While full moons are always a delight to watch, normally the one scheduled for making a shape on November 14 are going to be much more so. For simply no ordinary full moon, nonetheless the brightest and biggest “supermoon” since 1948. So when you can expect to encounter this glorious a sight, are going to be on November 25, 2034.
The phenomenon as a result of the moon’s elliptical orbit around the Earth. When a full moon coincides with perigee, the nearest distance to Earth, it could appear as much as 14% larger and 30% brighter compared to apogee, only when it’s the furthest from the planet.
The moon’s distance on the Earth ranges from 221,208 miles to 252,989 miles; on November 14, it can get as close to 221,524 miles, or maybe 316 miles shy on the closest possible distance. This higher level of proximity will not likely happen again for 18 years.

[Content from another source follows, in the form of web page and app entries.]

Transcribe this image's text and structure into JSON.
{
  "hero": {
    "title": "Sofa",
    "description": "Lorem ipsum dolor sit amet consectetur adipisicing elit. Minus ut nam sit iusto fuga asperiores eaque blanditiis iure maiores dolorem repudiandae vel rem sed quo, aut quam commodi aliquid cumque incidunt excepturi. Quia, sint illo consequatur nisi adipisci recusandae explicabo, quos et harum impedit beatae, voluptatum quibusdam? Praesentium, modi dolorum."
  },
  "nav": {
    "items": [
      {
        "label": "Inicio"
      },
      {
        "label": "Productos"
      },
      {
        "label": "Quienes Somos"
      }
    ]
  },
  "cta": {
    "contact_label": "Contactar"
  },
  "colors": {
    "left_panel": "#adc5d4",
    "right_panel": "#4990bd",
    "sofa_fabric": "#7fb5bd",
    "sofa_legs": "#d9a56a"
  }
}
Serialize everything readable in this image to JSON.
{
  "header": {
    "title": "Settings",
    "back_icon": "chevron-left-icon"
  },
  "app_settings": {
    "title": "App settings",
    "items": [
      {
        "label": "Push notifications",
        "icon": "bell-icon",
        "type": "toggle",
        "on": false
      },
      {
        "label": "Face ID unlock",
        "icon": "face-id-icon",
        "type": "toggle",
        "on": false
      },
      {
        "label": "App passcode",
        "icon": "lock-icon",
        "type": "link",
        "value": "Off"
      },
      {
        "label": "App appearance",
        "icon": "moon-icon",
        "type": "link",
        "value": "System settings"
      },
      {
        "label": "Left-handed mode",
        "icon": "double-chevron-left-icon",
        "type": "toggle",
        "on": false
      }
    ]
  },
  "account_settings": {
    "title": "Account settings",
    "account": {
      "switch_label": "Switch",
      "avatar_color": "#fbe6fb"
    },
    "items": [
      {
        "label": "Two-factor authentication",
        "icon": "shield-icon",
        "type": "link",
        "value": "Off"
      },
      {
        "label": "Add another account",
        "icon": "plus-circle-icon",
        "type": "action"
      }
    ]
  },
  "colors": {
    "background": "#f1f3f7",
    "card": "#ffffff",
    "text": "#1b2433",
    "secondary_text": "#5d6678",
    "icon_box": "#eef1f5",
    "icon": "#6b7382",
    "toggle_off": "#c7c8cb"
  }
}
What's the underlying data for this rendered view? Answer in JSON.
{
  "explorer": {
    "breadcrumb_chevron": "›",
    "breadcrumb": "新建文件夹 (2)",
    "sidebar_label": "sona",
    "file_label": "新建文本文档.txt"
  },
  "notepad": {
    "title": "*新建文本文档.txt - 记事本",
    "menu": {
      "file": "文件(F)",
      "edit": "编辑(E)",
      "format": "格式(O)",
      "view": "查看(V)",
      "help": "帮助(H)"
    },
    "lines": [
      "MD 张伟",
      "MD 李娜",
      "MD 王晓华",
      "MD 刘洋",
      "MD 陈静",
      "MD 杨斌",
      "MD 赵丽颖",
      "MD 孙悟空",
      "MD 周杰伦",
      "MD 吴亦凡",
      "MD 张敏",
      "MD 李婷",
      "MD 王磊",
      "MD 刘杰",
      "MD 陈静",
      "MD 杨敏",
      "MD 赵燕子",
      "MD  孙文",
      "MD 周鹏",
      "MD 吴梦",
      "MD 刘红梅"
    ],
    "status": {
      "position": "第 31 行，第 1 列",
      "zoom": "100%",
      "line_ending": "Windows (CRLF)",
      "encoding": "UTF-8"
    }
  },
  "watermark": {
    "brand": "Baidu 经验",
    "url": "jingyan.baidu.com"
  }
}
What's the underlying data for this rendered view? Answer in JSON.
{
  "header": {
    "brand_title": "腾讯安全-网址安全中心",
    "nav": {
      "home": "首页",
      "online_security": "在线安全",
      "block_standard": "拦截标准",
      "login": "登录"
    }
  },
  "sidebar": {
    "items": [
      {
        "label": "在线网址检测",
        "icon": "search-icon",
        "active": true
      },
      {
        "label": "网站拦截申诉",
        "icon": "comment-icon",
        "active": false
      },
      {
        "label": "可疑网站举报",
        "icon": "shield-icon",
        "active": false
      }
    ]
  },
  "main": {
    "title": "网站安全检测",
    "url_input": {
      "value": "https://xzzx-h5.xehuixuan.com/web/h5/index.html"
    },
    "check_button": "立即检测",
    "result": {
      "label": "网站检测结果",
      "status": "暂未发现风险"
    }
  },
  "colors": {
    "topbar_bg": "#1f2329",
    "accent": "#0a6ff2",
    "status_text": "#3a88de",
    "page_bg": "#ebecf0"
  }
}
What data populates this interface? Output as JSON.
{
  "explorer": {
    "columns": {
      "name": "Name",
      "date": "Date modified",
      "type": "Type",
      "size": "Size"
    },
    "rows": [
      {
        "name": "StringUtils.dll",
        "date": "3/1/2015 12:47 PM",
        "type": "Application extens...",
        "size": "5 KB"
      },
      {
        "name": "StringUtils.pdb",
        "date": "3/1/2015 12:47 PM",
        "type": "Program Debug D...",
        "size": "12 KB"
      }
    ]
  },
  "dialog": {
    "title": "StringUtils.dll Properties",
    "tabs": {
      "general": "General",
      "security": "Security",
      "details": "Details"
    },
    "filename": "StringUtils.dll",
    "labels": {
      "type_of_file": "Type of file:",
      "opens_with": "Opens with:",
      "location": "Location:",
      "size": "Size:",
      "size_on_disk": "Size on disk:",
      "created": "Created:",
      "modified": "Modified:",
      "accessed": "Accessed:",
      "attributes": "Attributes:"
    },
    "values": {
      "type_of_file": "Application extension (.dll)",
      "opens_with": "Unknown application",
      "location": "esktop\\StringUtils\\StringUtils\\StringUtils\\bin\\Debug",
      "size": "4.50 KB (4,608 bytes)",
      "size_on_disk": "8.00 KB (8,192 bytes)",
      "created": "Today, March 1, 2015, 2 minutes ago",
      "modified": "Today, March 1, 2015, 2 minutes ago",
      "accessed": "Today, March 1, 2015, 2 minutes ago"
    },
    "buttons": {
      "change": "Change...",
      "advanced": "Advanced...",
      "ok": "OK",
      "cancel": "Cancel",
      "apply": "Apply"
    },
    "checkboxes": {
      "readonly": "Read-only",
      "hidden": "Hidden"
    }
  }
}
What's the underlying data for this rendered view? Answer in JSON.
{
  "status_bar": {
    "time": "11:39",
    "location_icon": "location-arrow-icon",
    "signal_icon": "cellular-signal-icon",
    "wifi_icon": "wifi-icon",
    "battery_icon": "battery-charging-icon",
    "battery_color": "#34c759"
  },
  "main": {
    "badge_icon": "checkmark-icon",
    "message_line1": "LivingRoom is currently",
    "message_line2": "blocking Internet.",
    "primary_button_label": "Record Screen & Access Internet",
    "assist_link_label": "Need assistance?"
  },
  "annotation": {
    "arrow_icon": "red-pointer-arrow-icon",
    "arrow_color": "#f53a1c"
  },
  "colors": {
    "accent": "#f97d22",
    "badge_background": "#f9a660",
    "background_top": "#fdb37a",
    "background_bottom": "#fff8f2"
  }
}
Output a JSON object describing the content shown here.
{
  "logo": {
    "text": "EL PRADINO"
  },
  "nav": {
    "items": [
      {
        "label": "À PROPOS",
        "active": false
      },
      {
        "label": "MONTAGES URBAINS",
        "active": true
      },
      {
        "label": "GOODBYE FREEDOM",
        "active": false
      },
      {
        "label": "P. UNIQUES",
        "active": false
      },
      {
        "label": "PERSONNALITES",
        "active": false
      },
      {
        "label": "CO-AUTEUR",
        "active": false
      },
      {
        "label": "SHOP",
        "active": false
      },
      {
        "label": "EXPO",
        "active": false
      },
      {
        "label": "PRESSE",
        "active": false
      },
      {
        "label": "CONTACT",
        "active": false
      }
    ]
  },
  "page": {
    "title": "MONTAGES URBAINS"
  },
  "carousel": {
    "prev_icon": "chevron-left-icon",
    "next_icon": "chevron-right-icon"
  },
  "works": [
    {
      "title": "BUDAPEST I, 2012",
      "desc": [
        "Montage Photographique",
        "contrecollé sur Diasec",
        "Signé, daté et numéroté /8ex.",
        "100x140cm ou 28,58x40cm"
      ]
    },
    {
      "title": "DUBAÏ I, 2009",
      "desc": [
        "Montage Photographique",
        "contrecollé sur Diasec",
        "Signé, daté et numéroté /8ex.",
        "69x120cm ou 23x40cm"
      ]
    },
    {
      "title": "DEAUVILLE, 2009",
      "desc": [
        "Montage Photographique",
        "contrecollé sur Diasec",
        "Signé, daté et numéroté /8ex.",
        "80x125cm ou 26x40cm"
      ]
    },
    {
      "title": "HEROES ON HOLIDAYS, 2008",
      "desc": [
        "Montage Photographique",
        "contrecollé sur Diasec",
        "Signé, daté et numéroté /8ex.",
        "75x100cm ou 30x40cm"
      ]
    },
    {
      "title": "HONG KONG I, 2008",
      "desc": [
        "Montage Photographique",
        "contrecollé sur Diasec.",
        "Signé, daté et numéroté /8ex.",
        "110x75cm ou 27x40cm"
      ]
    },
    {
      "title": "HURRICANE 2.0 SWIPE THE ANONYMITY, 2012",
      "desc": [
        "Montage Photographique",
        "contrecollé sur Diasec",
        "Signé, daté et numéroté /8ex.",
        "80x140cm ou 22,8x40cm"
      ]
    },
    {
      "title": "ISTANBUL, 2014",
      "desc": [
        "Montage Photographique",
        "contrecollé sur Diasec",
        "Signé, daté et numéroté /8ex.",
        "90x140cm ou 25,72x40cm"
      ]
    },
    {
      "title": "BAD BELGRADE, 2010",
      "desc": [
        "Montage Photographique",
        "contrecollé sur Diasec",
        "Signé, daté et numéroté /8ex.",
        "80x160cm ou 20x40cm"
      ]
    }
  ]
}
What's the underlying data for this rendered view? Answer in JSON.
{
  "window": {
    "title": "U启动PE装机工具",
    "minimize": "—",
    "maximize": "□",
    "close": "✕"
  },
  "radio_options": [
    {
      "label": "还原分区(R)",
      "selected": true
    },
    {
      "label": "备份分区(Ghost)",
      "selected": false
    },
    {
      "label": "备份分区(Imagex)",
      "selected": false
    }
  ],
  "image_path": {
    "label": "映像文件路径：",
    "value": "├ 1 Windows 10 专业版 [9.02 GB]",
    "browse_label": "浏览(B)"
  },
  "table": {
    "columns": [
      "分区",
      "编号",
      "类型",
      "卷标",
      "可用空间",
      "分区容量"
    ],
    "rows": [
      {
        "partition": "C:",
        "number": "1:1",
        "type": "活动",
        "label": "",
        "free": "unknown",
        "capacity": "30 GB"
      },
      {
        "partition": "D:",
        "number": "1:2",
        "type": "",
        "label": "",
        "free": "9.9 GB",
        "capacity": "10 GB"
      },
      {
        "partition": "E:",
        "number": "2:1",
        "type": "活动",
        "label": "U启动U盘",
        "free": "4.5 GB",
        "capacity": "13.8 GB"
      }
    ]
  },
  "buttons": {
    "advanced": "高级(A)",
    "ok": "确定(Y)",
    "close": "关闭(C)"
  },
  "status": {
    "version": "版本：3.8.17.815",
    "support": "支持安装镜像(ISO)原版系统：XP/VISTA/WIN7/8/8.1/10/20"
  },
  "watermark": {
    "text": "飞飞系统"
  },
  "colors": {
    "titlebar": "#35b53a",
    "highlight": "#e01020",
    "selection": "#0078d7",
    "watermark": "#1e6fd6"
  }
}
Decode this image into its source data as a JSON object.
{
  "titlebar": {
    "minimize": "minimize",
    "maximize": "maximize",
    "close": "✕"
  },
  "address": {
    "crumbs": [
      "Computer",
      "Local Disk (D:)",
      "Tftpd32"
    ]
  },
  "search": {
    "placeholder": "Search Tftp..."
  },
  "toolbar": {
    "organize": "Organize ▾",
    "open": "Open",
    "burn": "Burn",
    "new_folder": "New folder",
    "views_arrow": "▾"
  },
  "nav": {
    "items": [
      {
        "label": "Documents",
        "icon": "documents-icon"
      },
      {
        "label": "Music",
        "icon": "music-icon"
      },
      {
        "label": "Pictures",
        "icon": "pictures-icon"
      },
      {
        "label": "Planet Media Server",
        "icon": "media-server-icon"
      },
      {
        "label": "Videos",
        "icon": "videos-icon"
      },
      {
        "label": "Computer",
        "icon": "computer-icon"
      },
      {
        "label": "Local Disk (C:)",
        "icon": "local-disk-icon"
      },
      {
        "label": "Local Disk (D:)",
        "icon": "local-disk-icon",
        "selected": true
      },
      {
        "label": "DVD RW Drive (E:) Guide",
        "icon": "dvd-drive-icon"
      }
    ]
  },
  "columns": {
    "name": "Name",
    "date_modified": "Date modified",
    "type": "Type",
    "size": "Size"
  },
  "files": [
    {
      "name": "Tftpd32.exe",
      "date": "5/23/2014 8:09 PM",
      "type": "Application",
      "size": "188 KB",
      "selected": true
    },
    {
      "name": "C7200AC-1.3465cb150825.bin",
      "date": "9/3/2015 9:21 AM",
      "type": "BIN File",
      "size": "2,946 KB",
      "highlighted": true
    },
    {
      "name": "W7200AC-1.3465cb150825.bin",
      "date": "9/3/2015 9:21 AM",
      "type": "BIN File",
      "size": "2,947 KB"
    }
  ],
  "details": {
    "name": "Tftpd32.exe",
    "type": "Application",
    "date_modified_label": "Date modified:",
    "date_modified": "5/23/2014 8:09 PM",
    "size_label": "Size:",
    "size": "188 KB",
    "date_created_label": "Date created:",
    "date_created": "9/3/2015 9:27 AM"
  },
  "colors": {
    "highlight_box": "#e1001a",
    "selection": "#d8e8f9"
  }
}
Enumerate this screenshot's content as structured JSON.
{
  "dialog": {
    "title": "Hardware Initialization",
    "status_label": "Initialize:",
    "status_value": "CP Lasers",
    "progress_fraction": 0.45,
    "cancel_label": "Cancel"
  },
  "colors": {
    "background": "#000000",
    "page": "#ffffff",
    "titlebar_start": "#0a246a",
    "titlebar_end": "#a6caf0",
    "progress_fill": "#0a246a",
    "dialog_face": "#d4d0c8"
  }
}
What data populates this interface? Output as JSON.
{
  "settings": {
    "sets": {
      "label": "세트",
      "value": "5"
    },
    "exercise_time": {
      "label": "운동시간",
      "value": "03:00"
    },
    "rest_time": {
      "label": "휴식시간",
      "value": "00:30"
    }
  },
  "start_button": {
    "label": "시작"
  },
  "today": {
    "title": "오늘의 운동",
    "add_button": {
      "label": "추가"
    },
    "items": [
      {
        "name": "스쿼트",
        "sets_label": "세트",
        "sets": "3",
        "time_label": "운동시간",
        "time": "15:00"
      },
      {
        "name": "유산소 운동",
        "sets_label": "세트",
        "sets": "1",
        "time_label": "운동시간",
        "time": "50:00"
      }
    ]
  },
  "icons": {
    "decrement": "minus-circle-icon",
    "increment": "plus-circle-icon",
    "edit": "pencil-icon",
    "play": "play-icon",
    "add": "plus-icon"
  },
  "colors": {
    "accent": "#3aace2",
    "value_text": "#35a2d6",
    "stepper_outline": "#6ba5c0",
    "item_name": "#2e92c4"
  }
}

The November full moon, no matter if it’s really a supermoon, can often be termed as the Beaver Moon. Reported by ancient folklore, it had become named by way of the Algonquin individuals who set their beaver traps around this time to build fur to thrive the cold winters.
NASA scientists mention that as the Beaver Moon will peak at 8:52 am EST, or after moonset for almost all of the US, it is going to look as spectacular on Sunday and Monday night. And in case inclement weather makes you miss seeing it altogether, usually do not fret. You will encounter another, albeit a bit smaller, supermoon on December 14. Whilst it will be spectacular, it might not be as popular. Food preparation tools the supermoon’s brightness will help make it difficult to see the spectacular Geminid meteor showers, which are in their peak on December 13. Stargazers will, therefore, have to search out darker areas and pay closer focus to understand the shooting stars!
Resources: NASA.gov, space.com